The aircraft had touched down some 1,100m (3,600ft) from the threshold of runway 12L after a tailwind on approach started transitioning to a headwind.
General Civil Aviation Authority investigators state that, as the 777 touched down with its engines at idle power, the crew received an aural warning that the jet had landed long.
The crew opted to execute a go-around and the aircraft became airborne 4s after the warning.
Its flaps started to retract to the ‘20’ position – the normal go-around setting – some 4s after that, and the landing-gear lever was activated 2s later.
Crucially, the inquiry does not mention whether the take-off/go-around switch, normally used to command go-around thrust from the engines, was activated.
But the investigators point out that these switches on the 777 are inhibited once the aircraft’s landing-gear touches down. In this situation, the crew must manually advance the thrust levers to command go-around power.
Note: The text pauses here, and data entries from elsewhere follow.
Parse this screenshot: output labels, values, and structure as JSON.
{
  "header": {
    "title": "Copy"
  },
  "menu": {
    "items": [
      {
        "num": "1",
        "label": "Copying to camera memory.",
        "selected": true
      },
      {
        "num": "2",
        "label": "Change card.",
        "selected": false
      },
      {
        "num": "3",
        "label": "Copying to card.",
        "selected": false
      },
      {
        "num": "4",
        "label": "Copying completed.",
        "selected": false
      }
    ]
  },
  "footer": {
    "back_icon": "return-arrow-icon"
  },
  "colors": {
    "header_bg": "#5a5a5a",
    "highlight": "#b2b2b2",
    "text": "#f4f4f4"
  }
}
The inquiry indicates that the Emirates aircraft was still operating with idle thrust, and decelerating, as it attempted to climb away.
It was subject to a headwind and reached a height of about 85ft before it began to sink back down to the runway.
Both pilots realised the airspeed was decreasing and the thrust levers were suddenly pushed from the idle setting to the fully-forward position.
But the thrust command was too late to arrest the 900ft/min sink and the aircraft – pitched 9.5° nose-up and travelling at 125kt – struck the runway with its aft fuselage about 1s after the engine power began to increase.
As the landing-gear was still undergoing retraction, the 777 contacted the runway with its Rolls-Royce Trent 800 engines, one of which detached as the aircraft slid to a halt.
The landing-gear would normally only be retracted during a go-around once the crew had confirmed that the aircraft had achieved positive climb.
Investigators have not disclosed the pilots’ communications in this regard, nor indicated whether they might have misinterpreted the initial climb away from the runway before retracting the landing-gear.
The aircraft, which was arriving from Thiruvananthapuram as flight EK521, was destroyed by fire but all 282 passengers and 18 crew members escaped.
General Civil Aviation Authority investigators, who have released the initial details of the crash in a preliminary bulletin, are continuing their inquiries to establish the cause of the accident.